Tennessee General Power of Attorney and the Hazards
In Tennessee. a Durable General Power of Attorney is a very powerful legal document that appoints a person or persons to act on your behalf in any matter. The “Attorney-in-Fact” can do anything that you can do, including buy, sell or mortgage property, open or close financial accounts, write checks, etc. A power of attorney grants awesome authority to the attorney-in-fact and should be used with extreme caution.
In a recent estate case which was tried in the Chancery Court of Washington County, Tennessee, the Chancellor stated:
[T]his is the worst estate and power of attorney case I’ve seen come through my court. I’ve been on the bench now about twenty-one years and I have seen some real messes so far as operating an estate account, but I have never seen any that are in this bad a shape.
According to the Tennessee Court of Appeals decision in the case of In Re: Estate of Viola B. Copas : In August 1997, Viola Copas (“Mother”) and her husband, Clyde Copas (“Father”) executed unrestricted powers of attorney appointing their son, RC, who was one of their three (3) children, as attorney-in-fact.

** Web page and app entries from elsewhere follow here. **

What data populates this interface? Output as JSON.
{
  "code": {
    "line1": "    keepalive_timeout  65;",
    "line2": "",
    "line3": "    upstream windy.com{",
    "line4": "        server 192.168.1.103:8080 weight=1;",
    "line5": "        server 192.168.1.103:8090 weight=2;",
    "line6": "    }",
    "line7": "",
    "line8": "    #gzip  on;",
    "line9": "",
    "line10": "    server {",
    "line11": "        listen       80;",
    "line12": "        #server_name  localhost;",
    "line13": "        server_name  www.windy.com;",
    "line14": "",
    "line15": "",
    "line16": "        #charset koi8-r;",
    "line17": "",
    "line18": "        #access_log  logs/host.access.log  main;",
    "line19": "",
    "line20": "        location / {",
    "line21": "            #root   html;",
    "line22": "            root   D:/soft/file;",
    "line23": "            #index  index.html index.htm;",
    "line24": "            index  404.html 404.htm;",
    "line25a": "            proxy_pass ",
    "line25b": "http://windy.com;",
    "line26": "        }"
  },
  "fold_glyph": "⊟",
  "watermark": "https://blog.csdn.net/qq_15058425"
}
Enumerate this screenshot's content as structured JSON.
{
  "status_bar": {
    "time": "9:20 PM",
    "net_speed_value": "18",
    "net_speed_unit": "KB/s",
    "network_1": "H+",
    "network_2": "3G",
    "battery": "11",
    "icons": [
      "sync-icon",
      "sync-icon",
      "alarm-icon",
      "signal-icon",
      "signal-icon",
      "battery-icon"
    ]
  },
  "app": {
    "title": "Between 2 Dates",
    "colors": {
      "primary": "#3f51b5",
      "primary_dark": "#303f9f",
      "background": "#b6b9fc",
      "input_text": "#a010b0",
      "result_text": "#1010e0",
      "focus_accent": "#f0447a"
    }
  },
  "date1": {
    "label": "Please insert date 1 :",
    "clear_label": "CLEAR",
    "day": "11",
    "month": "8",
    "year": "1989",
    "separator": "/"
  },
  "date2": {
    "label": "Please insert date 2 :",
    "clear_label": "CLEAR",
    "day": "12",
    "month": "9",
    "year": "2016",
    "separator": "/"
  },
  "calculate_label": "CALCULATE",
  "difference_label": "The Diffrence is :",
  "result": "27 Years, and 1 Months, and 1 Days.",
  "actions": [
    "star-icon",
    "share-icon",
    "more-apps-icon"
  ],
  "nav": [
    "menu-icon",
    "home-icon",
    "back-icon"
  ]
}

Father subsequently passed away in October 1998. The Mother died in July, 2005. Shortly after the mother’s death the son, RC, was appointed as the Personal Representative of her estate. RC’s siblings filed suit to have him removed as Personal Representative of the decedent’s probate estate and a separate suit seeking money damages for misappropriation of funds while he was acting as attorney-in-fact and the executor of the estate.

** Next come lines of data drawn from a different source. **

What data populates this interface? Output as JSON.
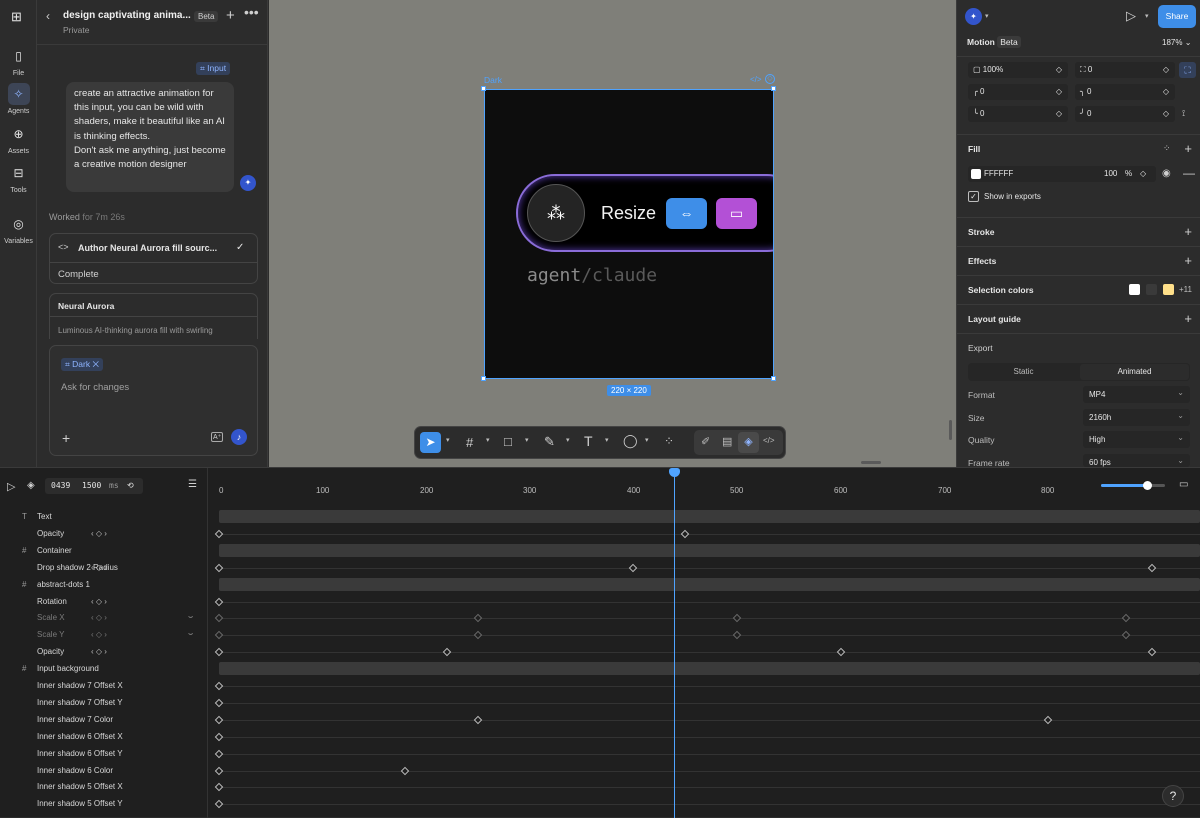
{
  "rail": {
    "items": [
      {
        "label": "File",
        "icon": "file-icon",
        "glyph": "🗋"
      },
      {
        "label": "Agents",
        "icon": "agents-icon",
        "glyph": "⌖"
      },
      {
        "label": "Assets",
        "icon": "assets-icon",
        "glyph": "⊕"
      },
      {
        "label": "Tools",
        "icon": "tools-icon",
        "glyph": "⌨"
      },
      {
        "label": "Variables",
        "icon": "variables-icon",
        "glyph": "◎"
      }
    ]
  },
  "chat": {
    "title": "design captivating anima...",
    "badge": "Beta",
    "subtitle": "Private",
    "input_chip": "Input",
    "prompt": "create an attractive animation for this input, you can be wild with shaders, make it beautiful like an AI is thinking effects.\nDon't ask me anything, just become a creative motion designer",
    "worked_label": "Worked",
    "worked_time": "for 7m 26s",
    "task_title": "Author Neural Aurora fill sourc...",
    "task_status": "Complete",
    "card_title": "Neural Aurora",
    "card_desc": "Luminous AI-thinking aurora fill with swirling",
    "compose_chip": "Dark",
    "compose_placeholder": "Ask for changes"
  },
  "canvas": {
    "frame_label": "Dark",
    "frame_size": "220 × 220",
    "resize_label": "Resize",
    "agent_text": "agent",
    "agent_sep": "/",
    "agent_sub": "claude"
  },
  "props": {
    "share": "Share",
    "motion_label": "Motion",
    "motion_badge": "Beta",
    "zoom": "187%",
    "opacity": "100%",
    "f1": "0",
    "f2": "0",
    "f3": "0",
    "f4": "0",
    "f5": "0",
    "fill_label": "Fill",
    "fill_hex": "FFFFFF",
    "fill_opacity": "100",
    "fill_pct": "%",
    "show_exports": "Show in exports",
    "stroke": "Stroke",
    "effects": "Effects",
    "selection_colors": "Selection colors",
    "sel_more": "+11",
    "layout_guide": "Layout guide",
    "export": "Export",
    "seg_static": "Static",
    "seg_animated": "Animated",
    "format_label": "Format",
    "format_val": "MP4",
    "size_label": "Size",
    "size_val": "2160h",
    "quality_label": "Quality",
    "quality_val": "High",
    "framerate_label": "Frame rate",
    "framerate_val": "60 fps"
  },
  "timeline": {
    "current": "0439",
    "duration": "1500",
    "unit": "ms",
    "ticks": [
      "0",
      "100",
      "200",
      "300",
      "400",
      "500",
      "600",
      "700",
      "800"
    ],
    "tracks": [
      {
        "label": "Text",
        "group": true,
        "dim": false
      },
      {
        "label": "Opacity",
        "group": false,
        "dim": false
      },
      {
        "label": "Container",
        "group": true,
        "dim": false
      },
      {
        "label": "Drop shadow 2 Radius",
        "group": false,
        "dim": false
      },
      {
        "label": "abstract-dots 1",
        "group": true,
        "dim": false
      },
      {
        "label": "Rotation",
        "group": false,
        "dim": false
      },
      {
        "label": "Scale X",
        "group": false,
        "dim": true
      },
      {
        "label": "Scale Y",
        "group": false,
        "dim": true
      },
      {
        "label": "Opacity",
        "group": false,
        "dim": false
      },
      {
        "label": "Input background",
        "group": true,
        "dim": false
      },
      {
        "label": "Inner shadow 7 Offset X",
        "group": false,
        "dim": false
      },
      {
        "label": "Inner shadow 7 Offset Y",
        "group": false,
        "dim": false
      },
      {
        "label": "Inner shadow 7 Color",
        "group": false,
        "dim": false
      },
      {
        "label": "Inner shadow 6 Offset X",
        "group": false,
        "dim": false
      },
      {
        "label": "Inner shadow 6 Offset Y",
        "group": false,
        "dim": false
      },
      {
        "label": "Inner shadow 6 Color",
        "group": false,
        "dim": false
      },
      {
        "label": "Inner shadow 5 Offset X",
        "group": false,
        "dim": false
      },
      {
        "label": "Inner shadow 5 Offset Y",
        "group": false,
        "dim": false
      }
    ],
    "help": "?"
  }
}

The trial court found that:
The Court finds he’s a thief. The total of [Siblings’] missing money is $863,469.38. I say “missing,” that’s the money that went to [RC] and he admits the he took $709,420.74 from these accounts… The Court notes that [RC]’s use of his power of attorney was abusive and that he used it to profit himself.
In the end the trial court entered a judgment against RC and in favor of Siblings for $2,040,276, plus attorney fees totaling $102,576.36. The Court of Appeals affirmed the judgement of the trial court.
While this case involves an extreme abuse of a power of attorney for personal gain, it should be kept in mind before you execute a power of attorney, without restrictions, and without caution. To learn more about a Durable General Power of Attorney, the hazards, and how it can be properly utilized for your benefit speak to an attorney at law who is experienced in estate planning matters.